There aren’t many things in life that arrive complete.
We are always evolving, changing, moving and growing. We try new things – sometimes we fly, sometimes we fall.
For many, art is a journey. A story of expression that runs from inception and flows in and out. Each seed of emotion reaching through, changing and following its own path. For we are not one thing. We are many things – a complex and unique mix of everything that has come before. And art can reflect this as works pinpointed in time.
For artist and musician Jess Morgan, her most recent project has been an exploration and an accumulation of love, inspiration and determination.
A full time musician, Jess studied fine art with English literature at university and takes great pride in all the visuals that go with her music.
Now putting the finishing touches to her fourth album, Jess’s style is a mix of folk and Americana, and her music is full of love, heartache and honesty.
Since she started writing, Jess has always wanted to put her music onto vinyl.
“I couldn’t afford to release a 7” record but I had my heart set on it. I created a CD package but part of me wondered if it would still be possible,” says Jess. “I do a lot of stuff alongside my music including CD artwork and all the packaging. I also found a way to print with pizza trays and the cover of my last album was printed using cut outs of polystyrene,” she says. “People seem to feel it’s the right image for the album.”
With the dream of having her own 7” still very much at the forefront of her mind, Jess set about making it happen.
“I wanted my music to look interesting and focused on how I could develop that,” says Jess. “I have been doing it for a year now, moving things along gradually – it’s been a bit trial and error but I’ve really enjoyed the slow burn of it.”
To start with, Jess looked into using melted plastic, wood glue and resin.
“I had a go – it was very messy,” she says. “So that’s when I started the whole process of resin casting and mould casting. You need a certain viscosity so it takes the mould. This was new for me so I went through several types and experimented with colour but I couldn’t get it to mix in small quantities without affecting the play of the record and then the needle would get stuck.”

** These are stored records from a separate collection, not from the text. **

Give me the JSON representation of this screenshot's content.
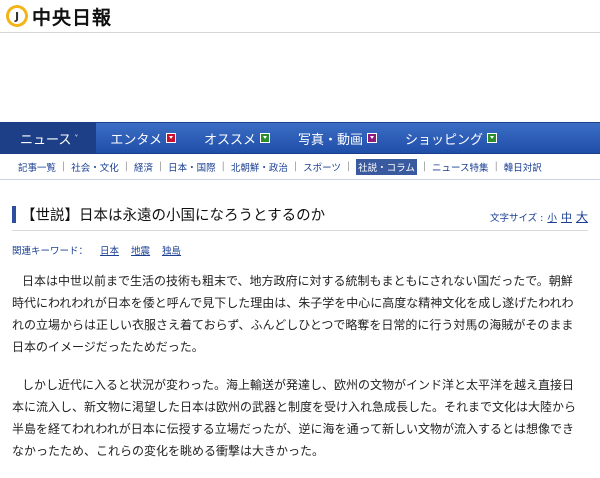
{
  "header": {
    "logo_letter": "J",
    "logo_text": "中央日報"
  },
  "gnav": {
    "items": [
      {
        "label": "ニュース",
        "indicator": "˅"
      },
      {
        "label": "エンタメ",
        "badge_color": "#c8102e"
      },
      {
        "label": "オススメ",
        "badge_color": "#2e8b2e"
      },
      {
        "label": "写真・動画",
        "badge_color": "#8b1a7a"
      },
      {
        "label": "ショッピング",
        "badge_color": "#2e8b2e"
      }
    ]
  },
  "subnav": {
    "items": [
      "記事一覧",
      "社会・文化",
      "経済",
      "日本・国際",
      "北朝鮮・政治",
      "スポーツ",
      "社説・コラム",
      "ニュース特集",
      "韓日対訳"
    ]
  },
  "article": {
    "title": "【世説】日本は永遠の小国になろうとするのか",
    "font_size_label": "文字サイズ :",
    "font_sizes": [
      "小",
      "中",
      "大"
    ],
    "keywords_label": "関連キーワード：",
    "keywords": [
      "日本",
      "地震",
      "独島"
    ],
    "paragraphs": [
      "日本は中世以前まで生活の技術も粗末で、地方政府に対する統制もまともにされない国だったで。朝鮮時代にわれわれが日本を倭と呼んで見下した理由は、朱子学を中心に高度な精神文化を成し遂げたわれわれの立場からは正しい衣服さえ着ておらず、ふんどしひとつで略奪を日常的に行う対馬の海賊がそのまま日本のイメージだったためだった。",
      "しかし近代に入ると状況が変わった。海上輸送が発達し、欧州の文物がインド洋と太平洋を越え直接日本に流入し、新文物に渇望した日本は欧州の武器と制度を受け入れ急成長した。それまで文化は大陸から半島を経てわれわれが日本に伝授する立場だったが、逆に海を通って新しい文物が流入するとは想像できなかったため、これらの変化を眺める衝撃は大きかった。"
    ]
  }
}
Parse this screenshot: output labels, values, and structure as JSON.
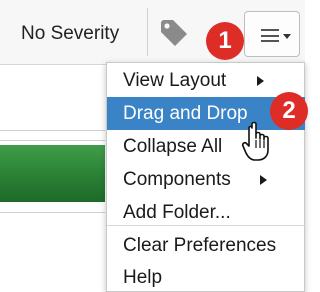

Overtime, Jess finally perfected her technique and after sending off for the dub plates for some of her songs, started to print her own vinyl records.
“I like the idea that this was an art project for me and not a music project. It’s a welcome change to stop focussing on what they sound like and how they would fit in,” she says. “I love stories and the records have their own story.”
For Takeaway Art, Jess has handmade a selection of single-sided, 7” records which will have one of two songs on them. They will also come with a link to a secret page on her website where you’ll find four tracks available to download.
“They come in a classic, plastic sleeve and are heavyweight which I think people will appreciate. There’s also an insert which I printed a design onto which is applicable for both songs,” she says.
“When you listen to them there are lots of pops and crackles and then the first song creeps in under the crackles. It’s a bit like the early days of the BBC.”
“They’ve taken such a long time to create and, throughout this process, I have been developing it, loving it and hating it. I made my first playable record last year and this is the first time they’ve gone on sale. It’s really nice to do it under an art banner. I’m not just a musician.”
She adds: “It’s a really interesting time for independent music. It’s a time when it can be more of an art than it has to be music.”